TASK GOAL: Exact repetition is required: output every record in full.

(Records contained in a dataset)
----

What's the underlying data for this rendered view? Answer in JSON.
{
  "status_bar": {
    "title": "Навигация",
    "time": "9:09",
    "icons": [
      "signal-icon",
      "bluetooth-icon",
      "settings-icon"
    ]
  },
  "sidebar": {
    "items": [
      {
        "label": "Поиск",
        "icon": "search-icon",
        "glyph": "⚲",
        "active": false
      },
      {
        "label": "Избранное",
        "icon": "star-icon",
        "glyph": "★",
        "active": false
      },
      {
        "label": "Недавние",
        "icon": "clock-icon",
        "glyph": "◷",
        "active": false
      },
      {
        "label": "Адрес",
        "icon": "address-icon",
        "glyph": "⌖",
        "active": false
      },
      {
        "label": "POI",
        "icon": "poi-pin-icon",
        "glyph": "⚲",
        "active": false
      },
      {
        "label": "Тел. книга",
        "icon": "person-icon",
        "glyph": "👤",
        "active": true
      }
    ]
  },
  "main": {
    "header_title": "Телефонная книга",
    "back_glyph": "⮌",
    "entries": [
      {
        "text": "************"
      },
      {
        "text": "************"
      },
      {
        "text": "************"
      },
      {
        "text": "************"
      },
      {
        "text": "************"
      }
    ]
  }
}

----

SOLVED PROBLEM:
What's the underlying data for this rendered view? Answer in JSON.
{
  "status_bar": {
    "title": "Навигация",
    "time": "9:09",
    "icons": [
      "signal-icon",
      "bluetooth-icon",
      "settings-icon"
    ]
  },
  "sidebar": {
    "items": [
      {
        "label": "Поиск",
        "icon": "search-icon",
        "glyph": "⚲",
        "active": false
      },
      {
        "label": "Избранное",
        "icon": "star-icon",
        "glyph": "★",
        "active": false
      },
      {
        "label": "Недавние",
        "icon": "clock-icon",
        "glyph": "◷",
        "active": false
      },
      {
        "label": "Адрес",
        "icon": "address-icon",
        "glyph": "⌖",
        "active": false
      },
      {
        "label": "POI",
        "icon": "poi-pin-icon",
        "glyph": "⚲",
        "active": false
      },
      {
        "label": "Тел. книга",
        "icon": "person-icon",
        "glyph": "👤",
        "active": true
      }
    ]
  },
  "main": {
    "header_title": "Телефонная книга",
    "back_glyph": "⮌",
    "entries": [
      {
        "text": "************"
      },
      {
        "text": "************"
      },
      {
        "text": "************"
      },
      {
        "text": "************"
      },
      {
        "text": "************"
      }
    ]
  }
}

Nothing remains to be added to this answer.